== Dataset content ==
▼

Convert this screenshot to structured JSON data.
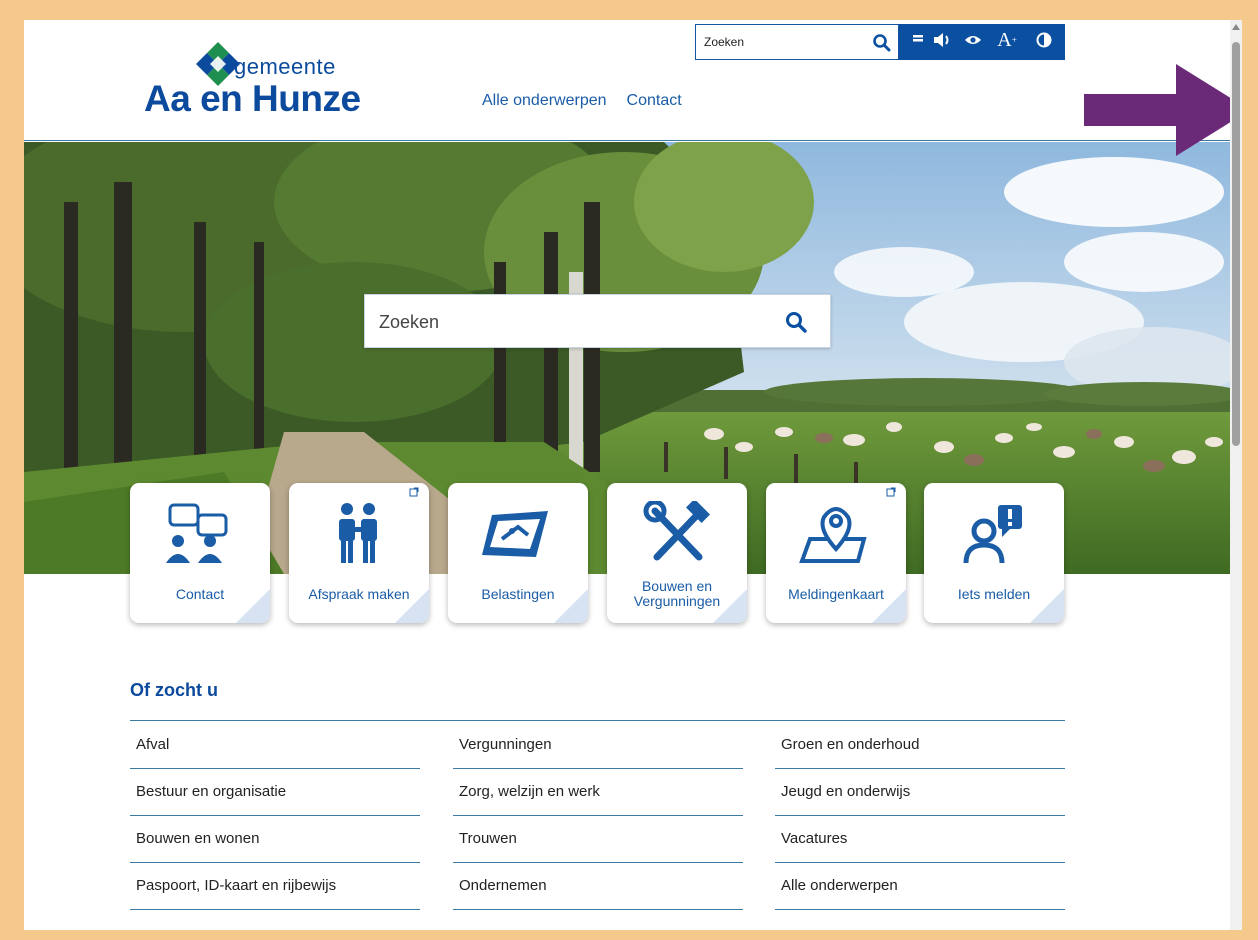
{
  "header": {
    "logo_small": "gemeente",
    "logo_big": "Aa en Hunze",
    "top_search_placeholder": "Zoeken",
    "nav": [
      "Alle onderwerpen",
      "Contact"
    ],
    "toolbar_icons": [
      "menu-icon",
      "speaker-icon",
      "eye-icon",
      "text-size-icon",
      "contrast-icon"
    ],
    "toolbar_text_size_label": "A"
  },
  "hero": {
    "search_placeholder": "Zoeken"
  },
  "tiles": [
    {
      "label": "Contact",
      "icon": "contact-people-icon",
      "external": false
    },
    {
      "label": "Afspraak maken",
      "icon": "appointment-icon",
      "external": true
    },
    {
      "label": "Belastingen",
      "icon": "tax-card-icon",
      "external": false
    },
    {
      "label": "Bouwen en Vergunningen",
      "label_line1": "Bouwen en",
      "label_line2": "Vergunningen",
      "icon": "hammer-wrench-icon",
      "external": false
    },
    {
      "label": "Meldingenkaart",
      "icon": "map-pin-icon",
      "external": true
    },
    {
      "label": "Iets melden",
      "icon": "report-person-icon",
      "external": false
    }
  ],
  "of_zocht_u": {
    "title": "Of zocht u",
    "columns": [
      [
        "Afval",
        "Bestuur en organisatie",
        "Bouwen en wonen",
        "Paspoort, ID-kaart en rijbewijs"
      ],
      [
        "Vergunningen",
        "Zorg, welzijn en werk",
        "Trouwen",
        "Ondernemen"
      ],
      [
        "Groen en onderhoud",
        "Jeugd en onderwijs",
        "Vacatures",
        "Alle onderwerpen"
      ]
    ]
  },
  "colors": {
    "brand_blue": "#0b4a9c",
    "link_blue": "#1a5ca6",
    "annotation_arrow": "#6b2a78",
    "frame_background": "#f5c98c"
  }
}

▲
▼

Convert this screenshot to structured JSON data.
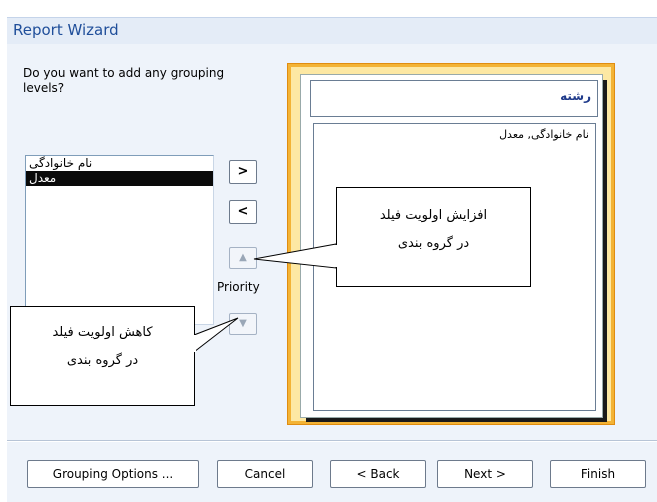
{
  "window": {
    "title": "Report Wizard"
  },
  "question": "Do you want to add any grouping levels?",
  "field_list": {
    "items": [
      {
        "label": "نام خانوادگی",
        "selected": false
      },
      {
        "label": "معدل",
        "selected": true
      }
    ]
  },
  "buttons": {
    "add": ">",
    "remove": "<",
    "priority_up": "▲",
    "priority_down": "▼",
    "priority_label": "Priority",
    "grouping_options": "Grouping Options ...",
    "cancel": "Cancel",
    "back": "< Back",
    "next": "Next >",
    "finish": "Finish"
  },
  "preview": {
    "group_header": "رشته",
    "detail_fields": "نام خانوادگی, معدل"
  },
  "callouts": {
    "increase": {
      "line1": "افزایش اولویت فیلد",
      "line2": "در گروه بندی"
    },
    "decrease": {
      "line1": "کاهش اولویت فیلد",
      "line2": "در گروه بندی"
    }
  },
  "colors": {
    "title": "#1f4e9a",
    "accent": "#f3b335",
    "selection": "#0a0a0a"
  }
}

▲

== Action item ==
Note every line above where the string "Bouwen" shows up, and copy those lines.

== Task output ==
      "label": "Bouwen en Vergunningen",
      "label_line1": "Bouwen en",
        "Bouwen en wonen",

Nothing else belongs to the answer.